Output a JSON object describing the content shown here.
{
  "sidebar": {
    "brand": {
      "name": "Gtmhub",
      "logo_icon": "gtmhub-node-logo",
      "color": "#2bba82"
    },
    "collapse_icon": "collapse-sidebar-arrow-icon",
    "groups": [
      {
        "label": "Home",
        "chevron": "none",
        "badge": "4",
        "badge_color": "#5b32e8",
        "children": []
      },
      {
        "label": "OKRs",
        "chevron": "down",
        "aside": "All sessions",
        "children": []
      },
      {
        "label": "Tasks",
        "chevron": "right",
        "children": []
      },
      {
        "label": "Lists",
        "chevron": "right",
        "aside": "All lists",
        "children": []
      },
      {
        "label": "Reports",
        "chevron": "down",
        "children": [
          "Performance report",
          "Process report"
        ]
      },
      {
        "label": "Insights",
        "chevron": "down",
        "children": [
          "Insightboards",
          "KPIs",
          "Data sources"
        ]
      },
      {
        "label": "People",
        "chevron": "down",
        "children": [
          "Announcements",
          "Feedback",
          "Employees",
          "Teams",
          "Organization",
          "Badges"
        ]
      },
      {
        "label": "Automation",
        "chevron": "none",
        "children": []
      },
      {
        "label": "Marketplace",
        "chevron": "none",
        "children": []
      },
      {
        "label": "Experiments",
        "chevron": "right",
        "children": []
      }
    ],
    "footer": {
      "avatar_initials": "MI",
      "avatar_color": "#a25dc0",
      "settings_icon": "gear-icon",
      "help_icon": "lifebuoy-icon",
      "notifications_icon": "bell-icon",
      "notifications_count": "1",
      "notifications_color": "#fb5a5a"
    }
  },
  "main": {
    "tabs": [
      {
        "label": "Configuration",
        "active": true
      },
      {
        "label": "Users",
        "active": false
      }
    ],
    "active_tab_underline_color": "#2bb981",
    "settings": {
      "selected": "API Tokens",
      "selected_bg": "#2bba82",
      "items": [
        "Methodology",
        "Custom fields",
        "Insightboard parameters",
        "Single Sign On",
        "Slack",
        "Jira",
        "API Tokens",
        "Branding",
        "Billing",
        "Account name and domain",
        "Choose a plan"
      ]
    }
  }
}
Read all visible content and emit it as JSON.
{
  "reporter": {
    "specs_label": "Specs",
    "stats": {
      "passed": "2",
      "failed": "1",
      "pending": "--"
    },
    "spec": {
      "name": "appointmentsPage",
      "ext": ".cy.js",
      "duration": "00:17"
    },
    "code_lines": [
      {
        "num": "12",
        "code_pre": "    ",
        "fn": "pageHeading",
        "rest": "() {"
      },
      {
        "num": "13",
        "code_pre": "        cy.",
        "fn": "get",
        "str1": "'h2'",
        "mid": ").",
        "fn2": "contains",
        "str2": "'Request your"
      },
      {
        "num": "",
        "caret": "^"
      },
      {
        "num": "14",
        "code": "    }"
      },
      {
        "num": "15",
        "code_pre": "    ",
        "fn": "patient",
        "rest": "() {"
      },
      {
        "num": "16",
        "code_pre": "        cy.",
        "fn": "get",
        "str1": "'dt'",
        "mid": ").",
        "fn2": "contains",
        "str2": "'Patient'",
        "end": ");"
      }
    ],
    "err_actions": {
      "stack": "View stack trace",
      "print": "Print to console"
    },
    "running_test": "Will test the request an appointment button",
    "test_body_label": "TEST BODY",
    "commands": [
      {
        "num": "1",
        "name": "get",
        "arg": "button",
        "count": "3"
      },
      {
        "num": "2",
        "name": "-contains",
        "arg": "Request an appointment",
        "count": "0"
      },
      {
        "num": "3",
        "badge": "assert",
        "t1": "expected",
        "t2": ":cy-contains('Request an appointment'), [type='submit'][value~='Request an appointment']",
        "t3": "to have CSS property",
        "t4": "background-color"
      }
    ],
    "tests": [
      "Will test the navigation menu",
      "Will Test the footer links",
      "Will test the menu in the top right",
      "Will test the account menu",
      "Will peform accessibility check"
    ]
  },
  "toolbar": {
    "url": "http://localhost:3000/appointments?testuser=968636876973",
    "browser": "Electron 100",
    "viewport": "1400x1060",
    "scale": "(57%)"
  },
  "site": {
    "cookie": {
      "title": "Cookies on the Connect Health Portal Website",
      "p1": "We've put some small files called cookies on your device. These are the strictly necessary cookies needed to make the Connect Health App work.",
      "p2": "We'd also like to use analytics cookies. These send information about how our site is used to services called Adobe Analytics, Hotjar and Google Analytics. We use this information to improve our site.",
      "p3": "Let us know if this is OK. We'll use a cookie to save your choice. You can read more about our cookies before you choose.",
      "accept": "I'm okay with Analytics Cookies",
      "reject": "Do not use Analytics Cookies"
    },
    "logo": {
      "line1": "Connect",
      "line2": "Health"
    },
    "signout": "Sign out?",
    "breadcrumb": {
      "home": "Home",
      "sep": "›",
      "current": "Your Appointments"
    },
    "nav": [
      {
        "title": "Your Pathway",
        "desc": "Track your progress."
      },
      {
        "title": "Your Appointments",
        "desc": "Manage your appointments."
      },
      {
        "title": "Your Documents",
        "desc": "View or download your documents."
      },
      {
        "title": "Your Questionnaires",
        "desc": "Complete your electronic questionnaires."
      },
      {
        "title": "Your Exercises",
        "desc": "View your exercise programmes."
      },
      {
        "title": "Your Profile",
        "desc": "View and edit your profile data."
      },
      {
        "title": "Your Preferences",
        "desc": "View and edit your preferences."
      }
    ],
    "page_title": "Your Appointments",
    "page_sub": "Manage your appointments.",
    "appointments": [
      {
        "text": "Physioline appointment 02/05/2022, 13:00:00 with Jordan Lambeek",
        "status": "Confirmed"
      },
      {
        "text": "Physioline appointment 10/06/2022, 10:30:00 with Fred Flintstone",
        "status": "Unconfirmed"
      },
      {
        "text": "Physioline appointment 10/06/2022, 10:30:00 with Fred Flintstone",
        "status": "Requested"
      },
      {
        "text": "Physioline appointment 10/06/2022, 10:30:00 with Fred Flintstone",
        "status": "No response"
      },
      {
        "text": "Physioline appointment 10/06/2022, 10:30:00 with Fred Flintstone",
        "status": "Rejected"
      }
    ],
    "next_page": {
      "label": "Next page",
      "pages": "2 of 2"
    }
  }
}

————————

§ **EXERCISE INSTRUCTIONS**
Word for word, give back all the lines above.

§ **RESULT FOR THIS TASK**
Output a JSON object describing the content shown here.
{
  "sidebar": {
    "brand": {
      "name": "Gtmhub",
      "logo_icon": "gtmhub-node-logo",
      "color": "#2bba82"
    },
    "collapse_icon": "collapse-sidebar-arrow-icon",
    "groups": [
      {
        "label": "Home",
        "chevron": "none",
        "badge": "4",
        "badge_color": "#5b32e8",
        "children": []
      },
      {
        "label": "OKRs",
        "chevron": "down",
        "aside": "All sessions",
        "children": []
      },
      {
        "label": "Tasks",
        "chevron": "right",
        "children": []
      },
      {
        "label": "Lists",
        "chevron": "right",
        "aside": "All lists",
        "children": []
      },
      {
        "label": "Reports",
        "chevron": "down",
        "children": [
          "Performance report",
          "Process report"
        ]
      },
      {
        "label": "Insights",
        "chevron": "down",
        "children": [
          "Insightboards",
          "KPIs",
          "Data sources"
        ]
      },
      {
        "label": "People",
        "chevron": "down",
        "children": [
          "Announcements",
          "Feedback",
          "Employees",
          "Teams",
          "Organization",
          "Badges"
        ]
      },
      {
        "label": "Automation",
        "chevron": "none",
        "children": []
      },
      {
        "label": "Marketplace",
        "chevron": "none",
        "children": []
      },
      {
        "label": "Experiments",
        "chevron": "right",
        "children": []
      }
    ],
    "footer": {
      "avatar_initials": "MI",
      "avatar_color": "#a25dc0",
      "settings_icon": "gear-icon",
      "help_icon": "lifebuoy-icon",
      "notifications_icon": "bell-icon",
      "notifications_count": "1",
      "notifications_color": "#fb5a5a"
    }
  },
  "main": {
    "tabs": [
      {
        "label": "Configuration",
        "active": true
      },
      {
        "label": "Users",
        "active": false
      }
    ],
    "active_tab_underline_color": "#2bb981",
    "settings": {
      "selected": "API Tokens",
      "selected_bg": "#2bba82",
      "items": [
        "Methodology",
        "Custom fields",
        "Insightboard parameters",
        "Single Sign On",
        "Slack",
        "Jira",
        "API Tokens",
        "Branding",
        "Billing",
        "Account name and domain",
        "Choose a plan"
      ]
    }
  }
}
Read all visible content and emit it as JSON.
{
  "reporter": {
    "specs_label": "Specs",
    "stats": {
      "passed": "2",
      "failed": "1",
      "pending": "--"
    },
    "spec": {
      "name": "appointmentsPage",
      "ext": ".cy.js",
      "duration": "00:17"
    },
    "code_lines": [
      {
        "num": "12",
        "code_pre": "    ",
        "fn": "pageHeading",
        "rest": "() {"
      },
      {
        "num": "13",
        "code_pre": "        cy.",
        "fn": "get",
        "str1": "'h2'",
        "mid": ").",
        "fn2": "contains",
        "str2": "'Request your"
      },
      {
        "num": "",
        "caret": "^"
      },
      {
        "num": "14",
        "code": "    }"
      },
      {
        "num": "15",
        "code_pre": "    ",
        "fn": "patient",
        "rest": "() {"
      },
      {
        "num": "16",
        "code_pre": "        cy.",
        "fn": "get",
        "str1": "'dt'",
        "mid": ").",
        "fn2": "contains",
        "str2": "'Patient'",
        "end": ");"
      }
    ],
    "err_actions": {
      "stack": "View stack trace",
      "print": "Print to console"
    },
    "running_test": "Will test the request an appointment button",
    "test_body_label": "TEST BODY",
    "commands": [
      {
        "num": "1",
        "name": "get",
        "arg": "button",
        "count": "3"
      },
      {
        "num": "2",
        "name": "-contains",
        "arg": "Request an appointment",
        "count": "0"
      },
      {
        "num": "3",
        "badge": "assert",
        "t1": "expected",
        "t2": ":cy-contains('Request an appointment'), [type='submit'][value~='Request an appointment']",
        "t3": "to have CSS property",
        "t4": "background-color"
      }
    ],
    "tests": [
      "Will test the navigation menu",
      "Will Test the footer links",
      "Will test the menu in the top right",
      "Will test the account menu",
      "Will peform accessibility check"
    ]
  },
  "toolbar": {
    "url": "http://localhost:3000/appointments?testuser=968636876973",
    "browser": "Electron 100",
    "viewport": "1400x1060",
    "scale": "(57%)"
  },
  "site": {
    "cookie": {
      "title": "Cookies on the Connect Health Portal Website",
      "p1": "We've put some small files called cookies on your device. These are the strictly necessary cookies needed to make the Connect Health App work.",
      "p2": "We'd also like to use analytics cookies. These send information about how our site is used to services called Adobe Analytics, Hotjar and Google Analytics. We use this information to improve our site.",
      "p3": "Let us know if this is OK. We'll use a cookie to save your choice. You can read more about our cookies before you choose.",
      "accept": "I'm okay with Analytics Cookies",
      "reject": "Do not use Analytics Cookies"
    },
    "logo": {
      "line1": "Connect",
      "line2": "Health"
    },
    "signout": "Sign out?",
    "breadcrumb": {
      "home": "Home",
      "sep": "›",
      "current": "Your Appointments"
    },
    "nav": [
      {
        "title": "Your Pathway",
        "desc": "Track your progress."
      },
      {
        "title": "Your Appointments",
        "desc": "Manage your appointments."
      },
      {
        "title": "Your Documents",
        "desc": "View or download your documents."
      },
      {
        "title": "Your Questionnaires",
        "desc": "Complete your electronic questionnaires."
      },
      {
        "title": "Your Exercises",
        "desc": "View your exercise programmes."
      },
      {
        "title": "Your Profile",
        "desc": "View and edit your profile data."
      },
      {
        "title": "Your Preferences",
        "desc": "View and edit your preferences."
      }
    ],
    "page_title": "Your Appointments",
    "page_sub": "Manage your appointments.",
    "appointments": [
      {
        "text": "Physioline appointment 02/05/2022, 13:00:00 with Jordan Lambeek",
        "status": "Confirmed"
      },
      {
        "text": "Physioline appointment 10/06/2022, 10:30:00 with Fred Flintstone",
        "status": "Unconfirmed"
      },
      {
        "text": "Physioline appointment 10/06/2022, 10:30:00 with Fred Flintstone",
        "status": "Requested"
      },
      {
        "text": "Physioline appointment 10/06/2022, 10:30:00 with Fred Flintstone",
        "status": "No response"
      },
      {
        "text": "Physioline appointment 10/06/2022, 10:30:00 with Fred Flintstone",
        "status": "Rejected"
      }
    ],
    "next_page": {
      "label": "Next page",
      "pages": "2 of 2"
    }
  }
}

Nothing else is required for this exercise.